■ Stored items from a collection
#####
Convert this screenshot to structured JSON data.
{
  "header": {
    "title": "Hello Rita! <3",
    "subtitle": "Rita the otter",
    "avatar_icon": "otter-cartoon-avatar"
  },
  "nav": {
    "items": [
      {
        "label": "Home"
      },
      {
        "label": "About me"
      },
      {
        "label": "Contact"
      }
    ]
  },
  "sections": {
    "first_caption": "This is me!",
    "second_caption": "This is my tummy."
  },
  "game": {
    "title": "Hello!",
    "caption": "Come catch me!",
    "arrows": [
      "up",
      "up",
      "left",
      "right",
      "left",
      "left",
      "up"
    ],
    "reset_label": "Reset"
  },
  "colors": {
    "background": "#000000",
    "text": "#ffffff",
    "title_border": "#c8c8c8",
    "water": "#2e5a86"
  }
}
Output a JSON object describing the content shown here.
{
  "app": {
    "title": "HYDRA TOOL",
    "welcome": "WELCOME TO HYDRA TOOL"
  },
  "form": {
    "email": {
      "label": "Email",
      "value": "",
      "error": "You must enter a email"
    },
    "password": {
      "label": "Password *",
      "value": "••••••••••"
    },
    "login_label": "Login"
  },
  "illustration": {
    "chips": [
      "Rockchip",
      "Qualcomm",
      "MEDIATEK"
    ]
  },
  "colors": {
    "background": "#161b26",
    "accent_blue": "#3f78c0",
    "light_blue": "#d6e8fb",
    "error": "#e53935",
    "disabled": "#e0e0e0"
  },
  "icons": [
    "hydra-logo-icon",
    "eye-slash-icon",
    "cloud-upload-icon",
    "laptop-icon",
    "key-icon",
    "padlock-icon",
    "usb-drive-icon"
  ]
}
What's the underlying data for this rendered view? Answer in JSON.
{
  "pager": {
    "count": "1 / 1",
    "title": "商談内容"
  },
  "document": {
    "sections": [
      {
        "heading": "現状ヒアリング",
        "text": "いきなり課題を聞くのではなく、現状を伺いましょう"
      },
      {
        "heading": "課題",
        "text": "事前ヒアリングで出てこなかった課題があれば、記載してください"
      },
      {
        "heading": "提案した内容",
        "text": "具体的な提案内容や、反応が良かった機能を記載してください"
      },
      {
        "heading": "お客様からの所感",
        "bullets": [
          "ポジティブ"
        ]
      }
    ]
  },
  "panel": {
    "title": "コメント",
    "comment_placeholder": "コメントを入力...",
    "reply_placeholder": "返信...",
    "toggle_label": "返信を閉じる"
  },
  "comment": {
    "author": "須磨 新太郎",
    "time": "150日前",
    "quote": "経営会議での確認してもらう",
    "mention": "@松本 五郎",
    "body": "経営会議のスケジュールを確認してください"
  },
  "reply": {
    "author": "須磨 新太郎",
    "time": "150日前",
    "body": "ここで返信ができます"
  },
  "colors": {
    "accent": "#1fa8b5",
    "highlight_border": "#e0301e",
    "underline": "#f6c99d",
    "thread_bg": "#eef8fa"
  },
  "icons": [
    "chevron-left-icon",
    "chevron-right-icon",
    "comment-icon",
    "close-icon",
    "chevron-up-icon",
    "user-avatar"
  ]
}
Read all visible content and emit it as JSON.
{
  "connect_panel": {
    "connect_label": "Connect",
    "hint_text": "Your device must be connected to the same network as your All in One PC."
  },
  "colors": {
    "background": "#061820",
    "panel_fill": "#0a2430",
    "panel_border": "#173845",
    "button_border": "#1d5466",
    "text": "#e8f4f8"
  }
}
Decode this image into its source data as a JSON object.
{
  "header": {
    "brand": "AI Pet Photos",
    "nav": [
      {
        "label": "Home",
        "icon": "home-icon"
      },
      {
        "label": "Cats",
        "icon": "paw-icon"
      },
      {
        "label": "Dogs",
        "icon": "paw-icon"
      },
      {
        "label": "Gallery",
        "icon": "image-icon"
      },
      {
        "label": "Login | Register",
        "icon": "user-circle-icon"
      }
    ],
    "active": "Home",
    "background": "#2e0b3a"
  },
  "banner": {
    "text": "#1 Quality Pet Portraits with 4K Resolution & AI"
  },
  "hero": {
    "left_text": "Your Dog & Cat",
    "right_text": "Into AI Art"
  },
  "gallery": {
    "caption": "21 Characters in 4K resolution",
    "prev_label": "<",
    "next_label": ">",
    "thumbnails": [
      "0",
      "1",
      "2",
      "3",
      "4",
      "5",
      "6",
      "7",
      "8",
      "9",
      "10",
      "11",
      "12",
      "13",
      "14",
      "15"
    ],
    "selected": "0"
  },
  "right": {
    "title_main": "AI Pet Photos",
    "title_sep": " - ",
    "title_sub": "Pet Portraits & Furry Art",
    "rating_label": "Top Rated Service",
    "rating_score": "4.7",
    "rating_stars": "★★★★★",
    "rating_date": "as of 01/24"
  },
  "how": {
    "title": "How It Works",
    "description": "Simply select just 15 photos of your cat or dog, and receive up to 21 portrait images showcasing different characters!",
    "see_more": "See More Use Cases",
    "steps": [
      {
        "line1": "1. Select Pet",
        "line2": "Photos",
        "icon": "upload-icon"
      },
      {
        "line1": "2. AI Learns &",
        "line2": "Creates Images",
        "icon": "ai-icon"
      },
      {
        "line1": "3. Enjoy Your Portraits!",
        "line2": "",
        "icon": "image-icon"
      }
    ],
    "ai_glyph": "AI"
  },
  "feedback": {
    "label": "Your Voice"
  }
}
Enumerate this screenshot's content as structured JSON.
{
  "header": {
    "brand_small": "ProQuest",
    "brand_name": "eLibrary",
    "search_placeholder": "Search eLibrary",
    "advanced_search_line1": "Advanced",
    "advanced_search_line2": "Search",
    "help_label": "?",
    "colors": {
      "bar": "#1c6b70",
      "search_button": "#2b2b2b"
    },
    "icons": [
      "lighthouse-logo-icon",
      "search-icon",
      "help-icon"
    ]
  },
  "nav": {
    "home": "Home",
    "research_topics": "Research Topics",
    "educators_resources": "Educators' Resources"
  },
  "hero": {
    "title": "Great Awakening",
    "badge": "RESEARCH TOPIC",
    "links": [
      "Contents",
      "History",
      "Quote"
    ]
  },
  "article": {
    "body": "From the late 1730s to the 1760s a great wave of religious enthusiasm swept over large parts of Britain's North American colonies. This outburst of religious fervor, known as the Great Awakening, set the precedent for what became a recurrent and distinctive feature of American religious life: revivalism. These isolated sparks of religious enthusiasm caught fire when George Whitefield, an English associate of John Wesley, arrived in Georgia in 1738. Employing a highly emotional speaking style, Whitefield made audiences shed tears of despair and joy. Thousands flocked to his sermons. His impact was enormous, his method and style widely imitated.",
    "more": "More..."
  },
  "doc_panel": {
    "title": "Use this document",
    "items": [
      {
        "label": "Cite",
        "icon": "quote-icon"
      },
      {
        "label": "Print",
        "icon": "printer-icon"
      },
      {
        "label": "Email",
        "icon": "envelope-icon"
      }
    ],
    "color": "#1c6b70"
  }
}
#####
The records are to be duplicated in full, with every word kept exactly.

Convert this screenshot to structured JSON data.
{
  "header": {
    "title": "Hello Rita! <3",
    "subtitle": "Rita the otter",
    "avatar_icon": "otter-cartoon-avatar"
  },
  "nav": {
    "items": [
      {
        "label": "Home"
      },
      {
        "label": "About me"
      },
      {
        "label": "Contact"
      }
    ]
  },
  "sections": {
    "first_caption": "This is me!",
    "second_caption": "This is my tummy."
  },
  "game": {
    "title": "Hello!",
    "caption": "Come catch me!",
    "arrows": [
      "up",
      "up",
      "left",
      "right",
      "left",
      "left",
      "up"
    ],
    "reset_label": "Reset"
  },
  "colors": {
    "background": "#000000",
    "text": "#ffffff",
    "title_border": "#c8c8c8",
    "water": "#2e5a86"
  }
}
Output a JSON object describing the content shown here.
{
  "app": {
    "title": "HYDRA TOOL",
    "welcome": "WELCOME TO HYDRA TOOL"
  },
  "form": {
    "email": {
      "label": "Email",
      "value": "",
      "error": "You must enter a email"
    },
    "password": {
      "label": "Password *",
      "value": "••••••••••"
    },
    "login_label": "Login"
  },
  "illustration": {
    "chips": [
      "Rockchip",
      "Qualcomm",
      "MEDIATEK"
    ]
  },
  "colors": {
    "background": "#161b26",
    "accent_blue": "#3f78c0",
    "light_blue": "#d6e8fb",
    "error": "#e53935",
    "disabled": "#e0e0e0"
  },
  "icons": [
    "hydra-logo-icon",
    "eye-slash-icon",
    "cloud-upload-icon",
    "laptop-icon",
    "key-icon",
    "padlock-icon",
    "usb-drive-icon"
  ]
}
What's the underlying data for this rendered view? Answer in JSON.
{
  "pager": {
    "count": "1 / 1",
    "title": "商談内容"
  },
  "document": {
    "sections": [
      {
        "heading": "現状ヒアリング",
        "text": "いきなり課題を聞くのではなく、現状を伺いましょう"
      },
      {
        "heading": "課題",
        "text": "事前ヒアリングで出てこなかった課題があれば、記載してください"
      },
      {
        "heading": "提案した内容",
        "text": "具体的な提案内容や、反応が良かった機能を記載してください"
      },
      {
        "heading": "お客様からの所感",
        "bullets": [
          "ポジティブ"
        ]
      }
    ]
  },
  "panel": {
    "title": "コメント",
    "comment_placeholder": "コメントを入力...",
    "reply_placeholder": "返信...",
    "toggle_label": "返信を閉じる"
  },
  "comment": {
    "author": "須磨 新太郎",
    "time": "150日前",
    "quote": "経営会議での確認してもらう",
    "mention": "@松本 五郎",
    "body": "経営会議のスケジュールを確認してください"
  },
  "reply": {
    "author": "須磨 新太郎",
    "time": "150日前",
    "body": "ここで返信ができます"
  },
  "colors": {
    "accent": "#1fa8b5",
    "highlight_border": "#e0301e",
    "underline": "#f6c99d",
    "thread_bg": "#eef8fa"
  },
  "icons": [
    "chevron-left-icon",
    "chevron-right-icon",
    "comment-icon",
    "close-icon",
    "chevron-up-icon",
    "user-avatar"
  ]
}
Read all visible content and emit it as JSON.
{
  "connect_panel": {
    "connect_label": "Connect",
    "hint_text": "Your device must be connected to the same network as your All in One PC."
  },
  "colors": {
    "background": "#061820",
    "panel_fill": "#0a2430",
    "panel_border": "#173845",
    "button_border": "#1d5466",
    "text": "#e8f4f8"
  }
}
Decode this image into its source data as a JSON object.
{
  "header": {
    "brand": "AI Pet Photos",
    "nav": [
      {
        "label": "Home",
        "icon": "home-icon"
      },
      {
        "label": "Cats",
        "icon": "paw-icon"
      },
      {
        "label": "Dogs",
        "icon": "paw-icon"
      },
      {
        "label": "Gallery",
        "icon": "image-icon"
      },
      {
        "label": "Login | Register",
        "icon": "user-circle-icon"
      }
    ],
    "active": "Home",
    "background": "#2e0b3a"
  },
  "banner": {
    "text": "#1 Quality Pet Portraits with 4K Resolution & AI"
  },
  "hero": {
    "left_text": "Your Dog & Cat",
    "right_text": "Into AI Art"
  },
  "gallery": {
    "caption": "21 Characters in 4K resolution",
    "prev_label": "<",
    "next_label": ">",
    "thumbnails": [
      "0",
      "1",
      "2",
      "3",
      "4",
      "5",
      "6",
      "7",
      "8",
      "9",
      "10",
      "11",
      "12",
      "13",
      "14",
      "15"
    ],
    "selected": "0"
  },
  "right": {
    "title_main": "AI Pet Photos",
    "title_sep": " - ",
    "title_sub": "Pet Portraits & Furry Art",
    "rating_label": "Top Rated Service",
    "rating_score": "4.7",
    "rating_stars": "★★★★★",
    "rating_date": "as of 01/24"
  },
  "how": {
    "title": "How It Works",
    "description": "Simply select just 15 photos of your cat or dog, and receive up to 21 portrait images showcasing different characters!",
    "see_more": "See More Use Cases",
    "steps": [
      {
        "line1": "1. Select Pet",
        "line2": "Photos",
        "icon": "upload-icon"
      },
      {
        "line1": "2. AI Learns &",
        "line2": "Creates Images",
        "icon": "ai-icon"
      },
      {
        "line1": "3. Enjoy Your Portraits!",
        "line2": "",
        "icon": "image-icon"
      }
    ],
    "ai_glyph": "AI"
  },
  "feedback": {
    "label": "Your Voice"
  }
}
Enumerate this screenshot's content as structured JSON.
{
  "header": {
    "brand_small": "ProQuest",
    "brand_name": "eLibrary",
    "search_placeholder": "Search eLibrary",
    "advanced_search_line1": "Advanced",
    "advanced_search_line2": "Search",
    "help_label": "?",
    "colors": {
      "bar": "#1c6b70",
      "search_button": "#2b2b2b"
    },
    "icons": [
      "lighthouse-logo-icon",
      "search-icon",
      "help-icon"
    ]
  },
  "nav": {
    "home": "Home",
    "research_topics": "Research Topics",
    "educators_resources": "Educators' Resources"
  },
  "hero": {
    "title": "Great Awakening",
    "badge": "RESEARCH TOPIC",
    "links": [
      "Contents",
      "History",
      "Quote"
    ]
  },
  "article": {
    "body": "From the late 1730s to the 1760s a great wave of religious enthusiasm swept over large parts of Britain's North American colonies. This outburst of religious fervor, known as the Great Awakening, set the precedent for what became a recurrent and distinctive feature of American religious life: revivalism. These isolated sparks of religious enthusiasm caught fire when George Whitefield, an English associate of John Wesley, arrived in Georgia in 1738. Employing a highly emotional speaking style, Whitefield made audiences shed tears of despair and joy. Thousands flocked to his sermons. His impact was enormous, his method and style widely imitated.",
    "more": "More..."
  },
  "doc_panel": {
    "title": "Use this document",
    "items": [
      {
        "label": "Cite",
        "icon": "quote-icon"
      },
      {
        "label": "Print",
        "icon": "printer-icon"
      },
      {
        "label": "Email",
        "icon": "envelope-icon"
      }
    ],
    "color": "#1c6b70"
  }
}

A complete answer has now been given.